Before joining NCATS in May 2018, Aitha was a postdoctoral fellow in the chemistry laboratory of Professor Stephen J. Benkovic at Penn State University, conducting research on understanding DNA replication and DNA damage repair pathways. Aitha probed the orientation between the holoenzymes of the T4 replisome using biophysical techniques. He also investigated the dynamic role of replication protein A (RPA) in monoubiquitination of proliferating cell nuclear antigen by Rad6/Rad18.
Aitha received his doctoral degree in chemistry and biochemistry under the supervision of Professor Michael W. Crowder at Miami University in Oxford, Ohio. His research focus was to develop the mechanism- and structure-based inhibitors for the metallo-β-lactamases through understanding their catalytic mechanism, using various biochemical and biophysical methods. He received his master’s degree in chemistry from Tennessee State University and his bachelor’s degree in pharmacy from Kakatiya University in Warangal, India.

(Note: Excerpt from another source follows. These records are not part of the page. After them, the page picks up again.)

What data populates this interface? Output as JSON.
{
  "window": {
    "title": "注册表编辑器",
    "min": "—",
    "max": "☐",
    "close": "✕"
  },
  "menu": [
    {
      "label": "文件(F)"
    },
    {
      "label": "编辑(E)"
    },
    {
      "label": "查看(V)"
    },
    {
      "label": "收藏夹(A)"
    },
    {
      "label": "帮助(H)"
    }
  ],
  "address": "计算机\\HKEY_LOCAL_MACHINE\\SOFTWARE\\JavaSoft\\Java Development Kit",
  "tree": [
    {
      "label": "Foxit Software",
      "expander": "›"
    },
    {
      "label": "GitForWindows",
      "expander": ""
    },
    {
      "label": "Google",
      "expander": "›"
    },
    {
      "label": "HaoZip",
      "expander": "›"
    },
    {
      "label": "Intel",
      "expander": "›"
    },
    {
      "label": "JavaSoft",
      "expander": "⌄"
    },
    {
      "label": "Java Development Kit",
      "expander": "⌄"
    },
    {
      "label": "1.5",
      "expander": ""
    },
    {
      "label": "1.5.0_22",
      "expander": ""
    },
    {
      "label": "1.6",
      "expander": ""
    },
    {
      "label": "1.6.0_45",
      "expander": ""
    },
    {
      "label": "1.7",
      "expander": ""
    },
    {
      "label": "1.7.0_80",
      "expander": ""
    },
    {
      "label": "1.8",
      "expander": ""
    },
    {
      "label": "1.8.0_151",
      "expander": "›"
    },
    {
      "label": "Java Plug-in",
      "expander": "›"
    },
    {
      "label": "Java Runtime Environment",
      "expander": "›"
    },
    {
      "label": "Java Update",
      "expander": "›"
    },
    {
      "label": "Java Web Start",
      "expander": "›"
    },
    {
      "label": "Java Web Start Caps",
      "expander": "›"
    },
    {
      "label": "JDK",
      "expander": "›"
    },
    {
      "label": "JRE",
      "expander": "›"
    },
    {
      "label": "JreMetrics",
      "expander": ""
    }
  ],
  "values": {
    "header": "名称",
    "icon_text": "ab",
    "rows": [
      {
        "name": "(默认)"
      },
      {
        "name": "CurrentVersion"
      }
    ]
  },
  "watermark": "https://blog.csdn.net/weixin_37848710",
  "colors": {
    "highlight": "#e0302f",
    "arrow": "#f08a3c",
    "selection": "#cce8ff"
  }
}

Aitha’s research focuses on preclinical drug development for rare genetic and infectious diseases. His primary goals include developing expression, purification and bioconjugation strategies for molecular targets of interest to NCATS translational research. In addition, he is involved in the design of methodology and protocols to characterize the interactions of novel lead molecular modalities with target systems, using biophysical techniques such as isothermal calorimetry, surface plasmon resonance, electrochemiluminescence and crystallography. His current project focuses on the production of phosphoglycerate mutases from various pathogenic organisms to aid in the mechanistic characterization of ipglycermide analogs being developed as potential treatments for tropical diseases, including lymphatic filariasis and onchocerciasis.